Professor Clarke is currently working on a book emtitled Omissions: Agency, Metaphysics, and Responsibility. Omitting to act isn't typically acting, but it shares many features with it: we can deliberate about whether to omit or refrain, we can omit or refrain for reasons and intentionally, and we can be responsible for not doing certain things. Professor Clarke will be looking at this phenomenon from the perspectives of agency, metaphysics, and ethics.
Needless to say, I am excited to have Professor Clarke as this month’s Featured Author (FA). Since our last FA, there has been a bit of a lull here on the blog. Hopefully, Professor Clarke will breathe some new life back into our little corner of the blogosphere! Per the new format, Professor Clarke has the month of May to himself to divide up as he sees fit. So, if there is a lag between posts, be patient. He’s doing us all a favor by dedicating his time to stimulating our thoughts this month! That said, please join me in welcoming this month’s FA—Professor Randy Clarke.

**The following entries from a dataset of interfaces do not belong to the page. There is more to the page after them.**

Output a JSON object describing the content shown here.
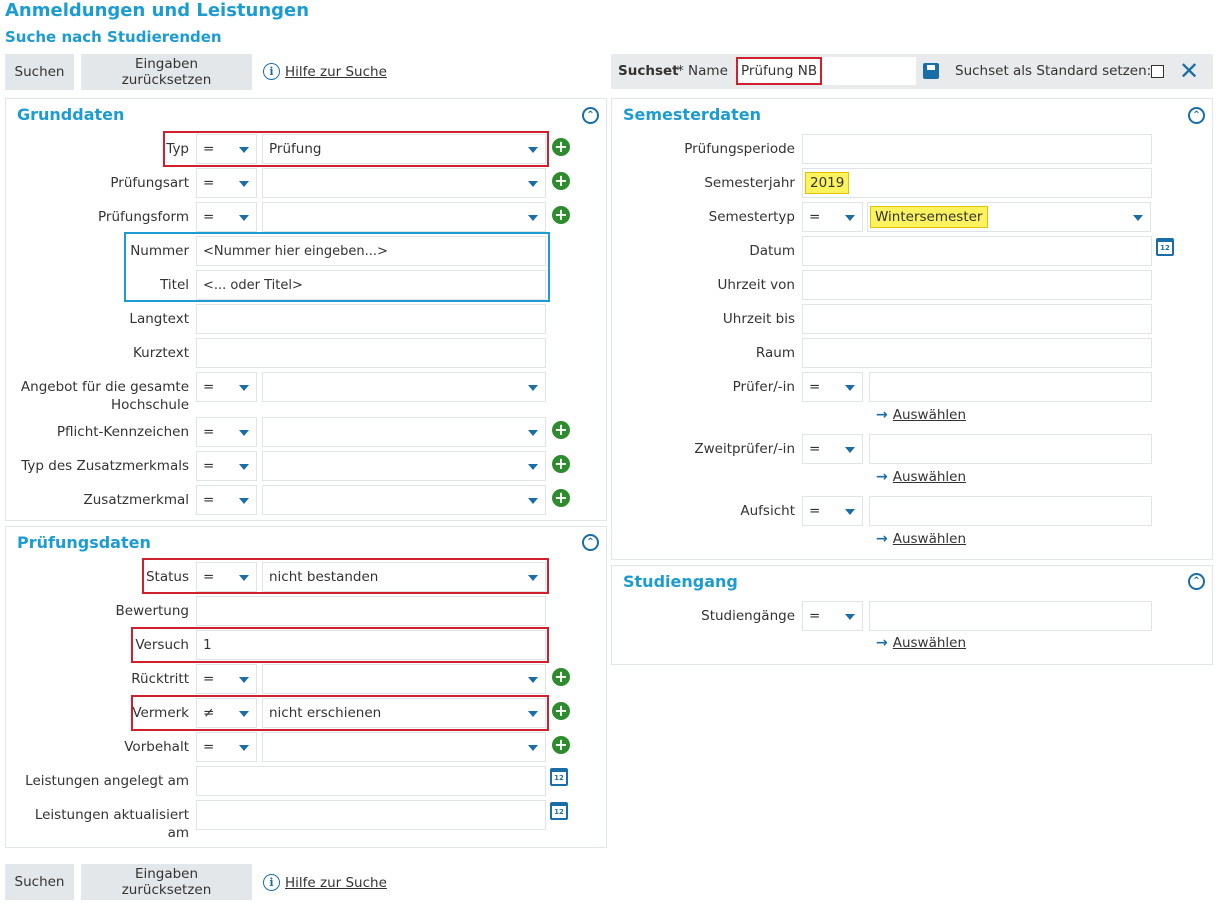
{
  "header": {
    "title": "Anmeldungen und Leistungen",
    "subtitle": "Suche nach Studierenden"
  },
  "toolbar": {
    "search": "Suchen",
    "reset": "Eingaben zurücksetzen",
    "help": "Hilfe zur Suche"
  },
  "suchset": {
    "label": "Suchset",
    "name_label": "* Name",
    "name_value": "Prüfung NB",
    "default_label": "Suchset als Standard setzen:"
  },
  "grunddaten": {
    "title": "Grunddaten",
    "typ": {
      "label": "Typ",
      "op": "=",
      "value": "Prüfung"
    },
    "pruefungsart": {
      "label": "Prüfungsart",
      "op": "=",
      "value": ""
    },
    "pruefungsform": {
      "label": "Prüfungsform",
      "op": "=",
      "value": ""
    },
    "nummer": {
      "label": "Nummer",
      "placeholder": "<Nummer hier eingeben...>"
    },
    "titel": {
      "label": "Titel",
      "placeholder": "<... oder Titel>"
    },
    "langtext": {
      "label": "Langtext"
    },
    "kurztext": {
      "label": "Kurztext"
    },
    "angebot": {
      "label1": "Angebot für die gesamte",
      "label2": "Hochschule",
      "op": "="
    },
    "pflicht": {
      "label": "Pflicht-Kennzeichen",
      "op": "="
    },
    "typzusatz": {
      "label": "Typ des Zusatzmerkmals",
      "op": "="
    },
    "zusatz": {
      "label": "Zusatzmerkmal",
      "op": "="
    }
  },
  "pruefungsdaten": {
    "title": "Prüfungsdaten",
    "status": {
      "label": "Status",
      "op": "=",
      "value": "nicht bestanden"
    },
    "bewertung": {
      "label": "Bewertung"
    },
    "versuch": {
      "label": "Versuch",
      "value": "1"
    },
    "ruecktritt": {
      "label": "Rücktritt",
      "op": "="
    },
    "vermerk": {
      "label": "Vermerk",
      "op": "≠",
      "value": "nicht erschienen"
    },
    "vorbehalt": {
      "label": "Vorbehalt",
      "op": "="
    },
    "angelegt": {
      "label": "Leistungen angelegt am"
    },
    "aktualisiert": {
      "label1": "Leistungen aktualisiert",
      "label2": "am"
    }
  },
  "semesterdaten": {
    "title": "Semesterdaten",
    "periode": {
      "label": "Prüfungsperiode"
    },
    "jahr": {
      "label": "Semesterjahr",
      "value": "2019"
    },
    "typ": {
      "label": "Semestertyp",
      "op": "=",
      "value": "Wintersemester"
    },
    "datum": {
      "label": "Datum"
    },
    "von": {
      "label": "Uhrzeit von"
    },
    "bis": {
      "label": "Uhrzeit bis"
    },
    "raum": {
      "label": "Raum"
    },
    "pruefer": {
      "label": "Prüfer/-in",
      "op": "="
    },
    "zweitpruefer": {
      "label": "Zweitprüfer/-in",
      "op": "="
    },
    "aufsicht": {
      "label": "Aufsicht",
      "op": "="
    },
    "select_link": "Auswählen"
  },
  "studiengang": {
    "title": "Studiengang",
    "studiengaenge": {
      "label": "Studiengänge",
      "op": "="
    }
  },
  "icons": {
    "info": "info-icon",
    "collapse": "collapse-icon",
    "plus": "plus-icon",
    "calendar": "calendar-icon",
    "save": "save-icon",
    "close": "close-icon",
    "arrow": "arrow-right-icon",
    "caret": "caret-down-icon"
  },
  "colors": {
    "accent": "#1c9cd0",
    "icon": "#1a6ea8",
    "highlight_red": "#d0202e",
    "plus_green": "#2e8b2e",
    "yellow": "#fcf35e"
  }
}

Also, I have some additional FAs lined up for the upcoming months—with a focus on up and coming junior philosophers. Here is the tentative schedule. Now that I have several people in the queue, I will also be inviting some additional contributors to participate in the series. So stay tuned!